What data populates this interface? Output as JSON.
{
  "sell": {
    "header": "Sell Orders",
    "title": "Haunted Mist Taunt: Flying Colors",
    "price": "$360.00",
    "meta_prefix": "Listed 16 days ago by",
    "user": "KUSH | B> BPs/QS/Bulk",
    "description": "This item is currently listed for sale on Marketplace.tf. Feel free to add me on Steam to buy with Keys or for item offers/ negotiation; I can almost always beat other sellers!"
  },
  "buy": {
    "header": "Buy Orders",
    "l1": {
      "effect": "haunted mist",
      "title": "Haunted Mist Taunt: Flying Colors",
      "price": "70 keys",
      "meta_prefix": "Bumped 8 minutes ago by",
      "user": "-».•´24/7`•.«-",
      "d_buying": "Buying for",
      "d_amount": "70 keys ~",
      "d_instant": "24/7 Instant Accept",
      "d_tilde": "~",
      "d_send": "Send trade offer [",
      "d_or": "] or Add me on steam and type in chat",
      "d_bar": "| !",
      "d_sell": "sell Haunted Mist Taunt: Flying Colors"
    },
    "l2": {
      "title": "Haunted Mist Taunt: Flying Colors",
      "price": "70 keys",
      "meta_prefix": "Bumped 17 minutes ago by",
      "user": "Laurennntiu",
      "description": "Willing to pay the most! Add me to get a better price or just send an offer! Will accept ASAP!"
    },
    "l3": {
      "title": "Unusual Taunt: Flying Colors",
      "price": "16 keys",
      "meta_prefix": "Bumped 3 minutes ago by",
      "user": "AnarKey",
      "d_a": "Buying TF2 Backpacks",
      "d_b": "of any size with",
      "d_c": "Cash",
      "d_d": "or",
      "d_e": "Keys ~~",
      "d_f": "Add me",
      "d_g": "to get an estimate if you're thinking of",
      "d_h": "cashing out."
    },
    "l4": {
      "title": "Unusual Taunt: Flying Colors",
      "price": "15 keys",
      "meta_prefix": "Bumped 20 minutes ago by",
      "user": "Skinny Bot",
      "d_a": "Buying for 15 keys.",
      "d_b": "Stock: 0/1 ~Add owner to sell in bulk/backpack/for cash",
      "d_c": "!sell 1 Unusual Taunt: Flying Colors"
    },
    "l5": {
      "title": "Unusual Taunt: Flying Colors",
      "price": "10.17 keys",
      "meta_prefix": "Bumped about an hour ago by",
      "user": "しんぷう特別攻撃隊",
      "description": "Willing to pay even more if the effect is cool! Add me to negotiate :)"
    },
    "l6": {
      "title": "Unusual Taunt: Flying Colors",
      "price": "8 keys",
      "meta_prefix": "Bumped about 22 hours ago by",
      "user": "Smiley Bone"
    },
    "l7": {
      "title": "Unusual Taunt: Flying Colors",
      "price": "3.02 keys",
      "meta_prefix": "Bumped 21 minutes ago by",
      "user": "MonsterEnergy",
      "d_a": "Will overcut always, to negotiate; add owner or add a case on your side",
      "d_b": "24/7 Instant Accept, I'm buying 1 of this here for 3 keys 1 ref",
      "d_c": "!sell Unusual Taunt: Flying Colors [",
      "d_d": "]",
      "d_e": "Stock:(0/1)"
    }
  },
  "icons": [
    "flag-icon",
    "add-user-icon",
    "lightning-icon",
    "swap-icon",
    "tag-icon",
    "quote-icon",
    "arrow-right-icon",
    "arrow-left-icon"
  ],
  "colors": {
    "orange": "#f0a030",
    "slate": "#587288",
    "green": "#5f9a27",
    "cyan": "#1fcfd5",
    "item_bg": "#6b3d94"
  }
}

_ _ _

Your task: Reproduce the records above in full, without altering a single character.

Response area:
What data populates this interface? Output as JSON.
{
  "sell": {
    "header": "Sell Orders",
    "title": "Haunted Mist Taunt: Flying Colors",
    "price": "$360.00",
    "meta_prefix": "Listed 16 days ago by",
    "user": "KUSH | B> BPs/QS/Bulk",
    "description": "This item is currently listed for sale on Marketplace.tf. Feel free to add me on Steam to buy with Keys or for item offers/ negotiation; I can almost always beat other sellers!"
  },
  "buy": {
    "header": "Buy Orders",
    "l1": {
      "effect": "haunted mist",
      "title": "Haunted Mist Taunt: Flying Colors",
      "price": "70 keys",
      "meta_prefix": "Bumped 8 minutes ago by",
      "user": "-».•´24/7`•.«-",
      "d_buying": "Buying for",
      "d_amount": "70 keys ~",
      "d_instant": "24/7 Instant Accept",
      "d_tilde": "~",
      "d_send": "Send trade offer [",
      "d_or": "] or Add me on steam and type in chat",
      "d_bar": "| !",
      "d_sell": "sell Haunted Mist Taunt: Flying Colors"
    },
    "l2": {
      "title": "Haunted Mist Taunt: Flying Colors",
      "price": "70 keys",
      "meta_prefix": "Bumped 17 minutes ago by",
      "user": "Laurennntiu",
      "description": "Willing to pay the most! Add me to get a better price or just send an offer! Will accept ASAP!"
    },
    "l3": {
      "title": "Unusual Taunt: Flying Colors",
      "price": "16 keys",
      "meta_prefix": "Bumped 3 minutes ago by",
      "user": "AnarKey",
      "d_a": "Buying TF2 Backpacks",
      "d_b": "of any size with",
      "d_c": "Cash",
      "d_d": "or",
      "d_e": "Keys ~~",
      "d_f": "Add me",
      "d_g": "to get an estimate if you're thinking of",
      "d_h": "cashing out."
    },
    "l4": {
      "title": "Unusual Taunt: Flying Colors",
      "price": "15 keys",
      "meta_prefix": "Bumped 20 minutes ago by",
      "user": "Skinny Bot",
      "d_a": "Buying for 15 keys.",
      "d_b": "Stock: 0/1 ~Add owner to sell in bulk/backpack/for cash",
      "d_c": "!sell 1 Unusual Taunt: Flying Colors"
    },
    "l5": {
      "title": "Unusual Taunt: Flying Colors",
      "price": "10.17 keys",
      "meta_prefix": "Bumped about an hour ago by",
      "user": "しんぷう特別攻撃隊",
      "description": "Willing to pay even more if the effect is cool! Add me to negotiate :)"
    },
    "l6": {
      "title": "Unusual Taunt: Flying Colors",
      "price": "8 keys",
      "meta_prefix": "Bumped about 22 hours ago by",
      "user": "Smiley Bone"
    },
    "l7": {
      "title": "Unusual Taunt: Flying Colors",
      "price": "3.02 keys",
      "meta_prefix": "Bumped 21 minutes ago by",
      "user": "MonsterEnergy",
      "d_a": "Will overcut always, to negotiate; add owner or add a case on your side",
      "d_b": "24/7 Instant Accept, I'm buying 1 of this here for 3 keys 1 ref",
      "d_c": "!sell Unusual Taunt: Flying Colors [",
      "d_d": "]",
      "d_e": "Stock:(0/1)"
    }
  },
  "icons": [
    "flag-icon",
    "add-user-icon",
    "lightning-icon",
    "swap-icon",
    "tag-icon",
    "quote-icon",
    "arrow-right-icon",
    "arrow-left-icon"
  ],
  "colors": {
    "orange": "#f0a030",
    "slate": "#587288",
    "green": "#5f9a27",
    "cyan": "#1fcfd5",
    "item_bg": "#6b3d94"
  }
}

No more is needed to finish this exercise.